I can appreciate many claiming that what the panel did to determine actual cash value did not comply with Wisconsin law. But judges will often come up with extraordinary reasons to find the case over and the award binding. In this case, the court went so far as to say the following:

Meier could have, of course, negotiated for a provision that would have assigned Wadena a more active role in the dispute resolution process. But she did not. And freedom to contract necessarily entails freedom to enter into contracts that one might ultimately regret.

This is a strained statement. One of the basic principles of insurance law is that most insurance contracts are contracts of adhesion. There is no bargaining power for the vast majority of policyholders. It is a “take it or leave it” proposition. These are form contracts with many insurance competitors sharing the same adhesion forms. Except in rare cases, insurance companies write the contracts, and policyholders have no say about the terms. 

Today, those same insurance companies are addressing the issue of methodology to their benefit by rewriting the standard appraisal clause. We discussed this trend in State Farm New Policy Filing In California Should Be Concerning To All In the Property Insurance Industry—An Example Is the New Appraisal Language. State Farm is not bargaining with policyholders over this new language. 

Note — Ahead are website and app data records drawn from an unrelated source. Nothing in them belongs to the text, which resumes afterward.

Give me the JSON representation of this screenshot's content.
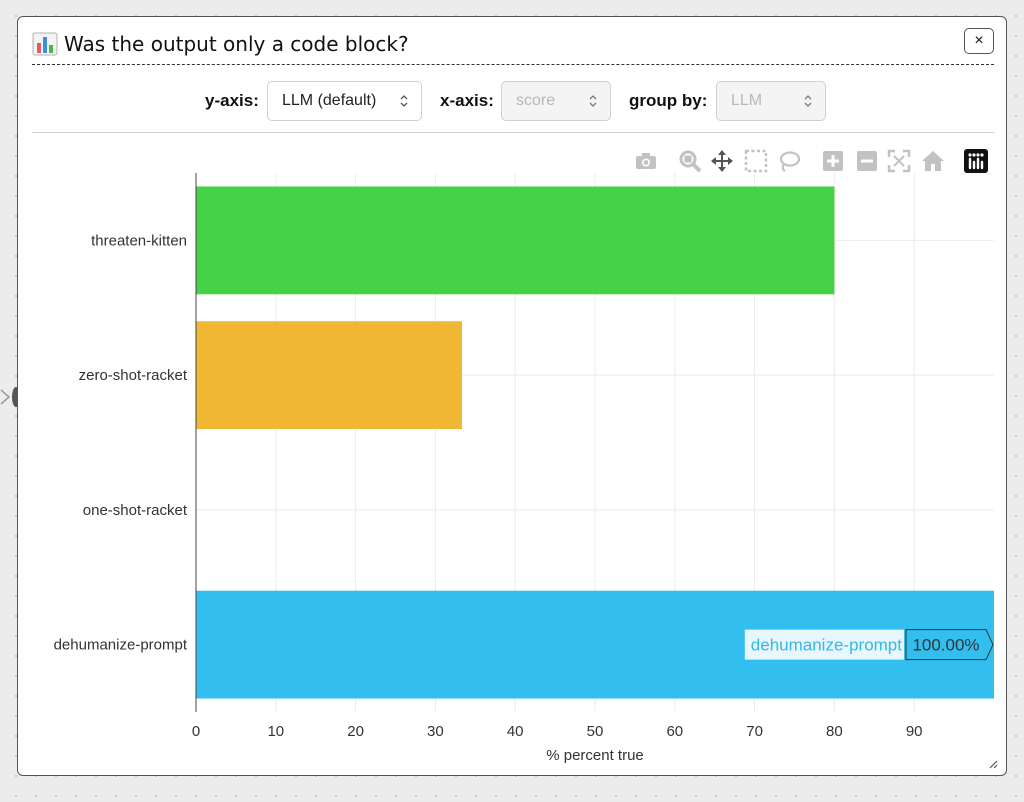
{
  "window": {
    "title": "Was the output only a code block?",
    "close_label": "×"
  },
  "controls": {
    "yaxis_label": "y-axis:",
    "yaxis_value": "LLM (default)",
    "xaxis_label": "x-axis:",
    "xaxis_value": "score",
    "groupby_label": "group by:",
    "groupby_value": "LLM"
  },
  "toolbar": {
    "icons": [
      "camera-icon",
      "zoom-icon",
      "pan-icon",
      "box-select-icon",
      "lasso-select-icon",
      "zoom-in-icon",
      "zoom-out-icon",
      "autoscale-icon",
      "reset-axes-icon",
      "plotly-logo-icon"
    ]
  },
  "chart_data": {
    "type": "bar",
    "orientation": "horizontal",
    "categories": [
      "threaten-kitten",
      "zero-shot-racket",
      "one-shot-racket",
      "dehumanize-prompt"
    ],
    "values": [
      80,
      33.33,
      0,
      100
    ],
    "colors": [
      "#46d246",
      "#f0b734",
      "#d94f4f",
      "#33bef0"
    ],
    "xlabel": "% percent true",
    "xlim": [
      0,
      100
    ],
    "xticks": [
      0,
      10,
      20,
      30,
      40,
      50,
      60,
      70,
      80,
      90
    ],
    "grid": true,
    "hover": {
      "category": "dehumanize-prompt",
      "label": "dehumanize-prompt",
      "value_text": "100.00%"
    }
  }
}
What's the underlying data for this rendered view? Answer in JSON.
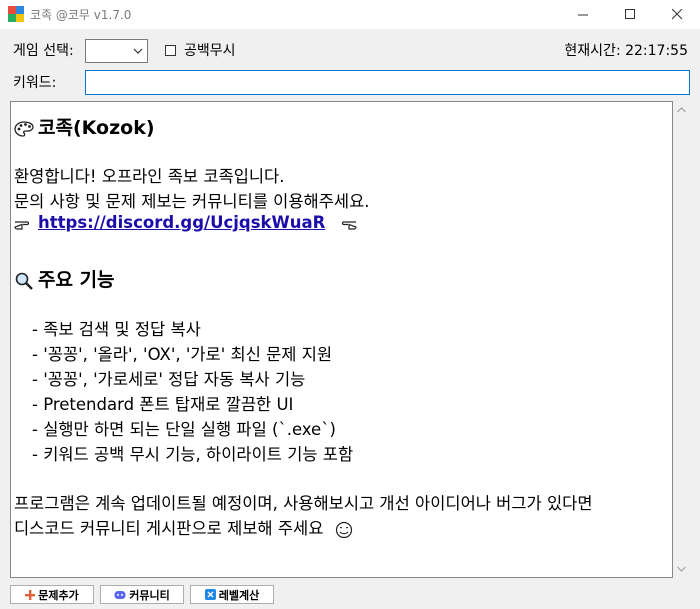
{
  "window": {
    "title": "코족 @코무 v1.7.0",
    "icon": "app-grid-icon",
    "colors": {
      "accent": "#0078d7",
      "link": "#1a0dab"
    }
  },
  "toolbar": {
    "game_label": "게임 선택:",
    "game_value": "",
    "ignore_space_label": "공백무시",
    "ignore_space_checked": false,
    "clock_label": "현재시간: 22:17:55"
  },
  "keyword": {
    "label": "키워드:",
    "value": ""
  },
  "content": {
    "heading1": "코족(Kozok)",
    "welcome": "환영합니다! 오프라인 족보 코족입니다.",
    "inquiry": "문의 사항 및 문제 제보는 커뮤니티를 이용해주세요.",
    "link": "https://discord.gg/UcjqskWuaR",
    "heading2": "주요 기능",
    "features": [
      "- 족보 검색 및 정답 복사",
      "- '꽁꽁', '올라', 'OX', '가로' 최신 문제 지원",
      "- '꽁꽁', '가로세로' 정답 자동 복사 기능",
      "- Pretendard 폰트 탑재로 깔끔한 UI",
      "- 실행만 하면 되는 단일 실행 파일 (`.exe`)",
      "- 키워드 공백 무시 기능, 하이라이트 기능 포함"
    ],
    "outro1": "프로그램은 계속 업데이트될 예정이며, 사용해보시고 개선 아이디어나 버그가 있다면",
    "outro2": "디스코드 커뮤니티 게시판으로 제보해 주세요"
  },
  "buttons": {
    "add_problem": "문제추가",
    "community": "커뮤니티",
    "level_calc": "레벨계산"
  }
}
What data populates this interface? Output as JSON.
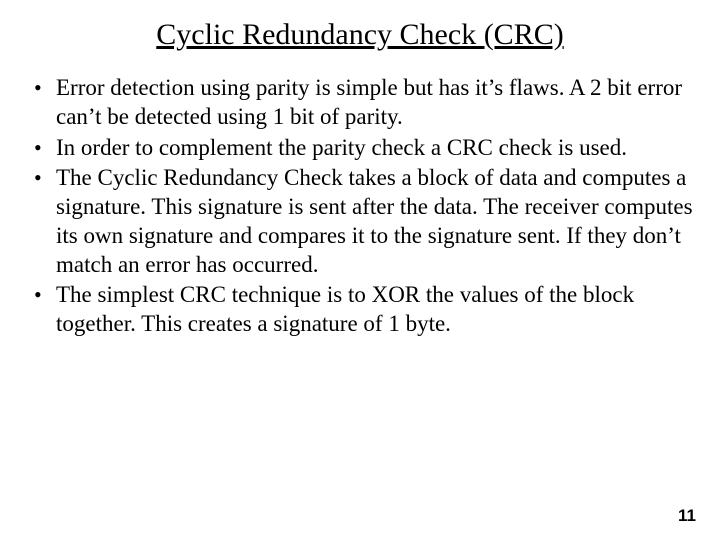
{
  "slide": {
    "title": "Cyclic Redundancy Check (CRC)",
    "bullets": [
      "Error detection using parity is simple but has it’s flaws. A 2 bit error can’t be detected using 1 bit of parity.",
      "In order to complement the parity check a CRC check is used.",
      "The Cyclic Redundancy Check takes a block of data and computes a signature. This signature is sent after the data. The receiver computes its own signature and compares it to the signature sent. If they don’t match an error has occurred.",
      "The simplest CRC technique is to XOR the values of the block together. This creates a signature of 1 byte."
    ],
    "page_number": "11"
  }
}
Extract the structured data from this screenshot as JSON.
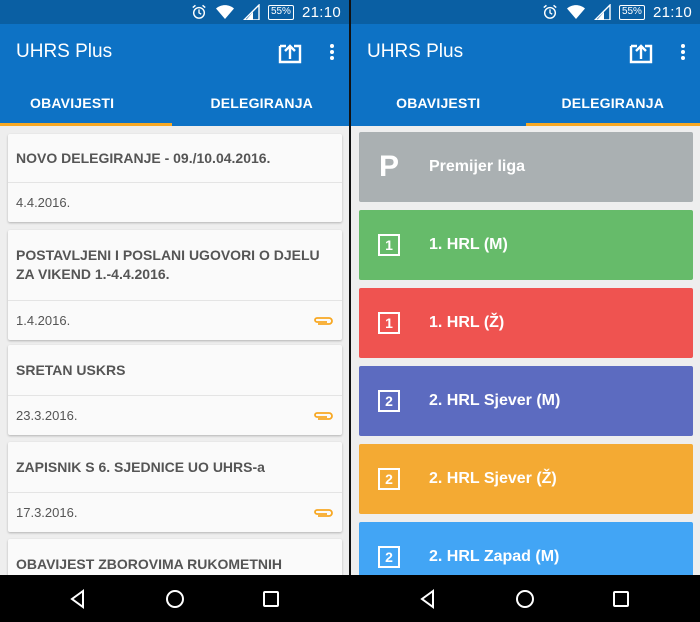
{
  "status": {
    "battery": "55%",
    "time": "21:10",
    "icons": [
      "alarm-icon",
      "wifi-icon",
      "signal-icon",
      "battery-icon"
    ]
  },
  "app": {
    "title": "UHRS Plus"
  },
  "tabs": [
    {
      "label": "OBAVIJESTI"
    },
    {
      "label": "DELEGIRANJA"
    }
  ],
  "left_tab_active": 0,
  "right_tab_active": 1,
  "news": [
    {
      "title": "NOVO DELEGIRANJE - 09./10.04.2016.",
      "date": "4.4.2016.",
      "attachment": false
    },
    {
      "title": "POSTAVLJENI I POSLANI UGOVORI O DJELU ZA VIKEND 1.-4.4.2016.",
      "date": "1.4.2016.",
      "attachment": true
    },
    {
      "title": "SRETAN USKRS",
      "date": "23.3.2016.",
      "attachment": true
    },
    {
      "title": "ZAPISNIK S 6. SJEDNICE UO UHRS-a",
      "date": "17.3.2016.",
      "attachment": true
    },
    {
      "title": "OBAVIJEST ZBOROVIMA RUKOMETNIH",
      "date": "",
      "attachment": false
    }
  ],
  "leagues": [
    {
      "name": "Premijer liga",
      "icon": "P",
      "color": "#aab0b2"
    },
    {
      "name": "1. HRL (M)",
      "icon": "1",
      "color": "#66bb6a"
    },
    {
      "name": "1. HRL (Ž)",
      "icon": "1",
      "color": "#ef5350"
    },
    {
      "name": "2. HRL Sjever (M)",
      "icon": "2",
      "color": "#5c6bc0"
    },
    {
      "name": "2. HRL Sjever (Ž)",
      "icon": "2",
      "color": "#f4aa33"
    },
    {
      "name": "2. HRL Zapad (M)",
      "icon": "2",
      "color": "#42a5f5"
    }
  ],
  "colors": {
    "statusbar": "#0a5fa3",
    "appbar": "#0d72c5",
    "tab_indicator": "#f7a823",
    "attachment": "#f7a823"
  }
}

The point of this post is a warning that it is hard to overcome the methodology of an award. When an appraiser is pushing a crazy idea, which most would never agree with, as part of a value proposition in an appraisal, it may take a very skilled and prepared opposing appraisal and competent umpire to understand how ridiculous the proposition might be.  

This leads me to my final point—the selection of an appraiser is important. In my afternoon presentation to appraisers and umpires, I discussed the need for them to take their duties seriously and be the best educated and skilled they can be. Steve Badger said that panelists should look at their roles as being an “honor.” I agree. 

The answer to today’s post is “yes.” But the success ratio of doing so is slight. 

Thought For The Day 

  • Lloyd Christmas : I want to ask you a question, straight out, flat out, and I want you to give me the honest answer. What do you think the chances are of a guy like you and a girl like me ending up together?
  • Mary Swanson : Well Lloyd, that’s difficult to say. We really don’t…
  • Lloyd Christmas : Hit me with it! Just give it to me straight! I came a long way just to see you Mary, just… The least you can do is level with me. What are my chances?
  • Mary Swanson : Not good.

[the background soundtrack music suddenly stops] 

  • Lloyd Christmas : [he gulps, his mouth twitching]  You mean, not good like one out of a hundred?
  • Mary Swanson : I’d say more like one out of a million.
  • Lloyd Christmas : [long pause while he processes what he’s heard]  So you’re telling me there’s a chance. YEAH!

—Dum and Dumber – 1994

1 Meier v. Wadena Ins. Co., No. 23-cv-0158, 2023 WL 3821346 (E.D. Wis. June 5, 2023).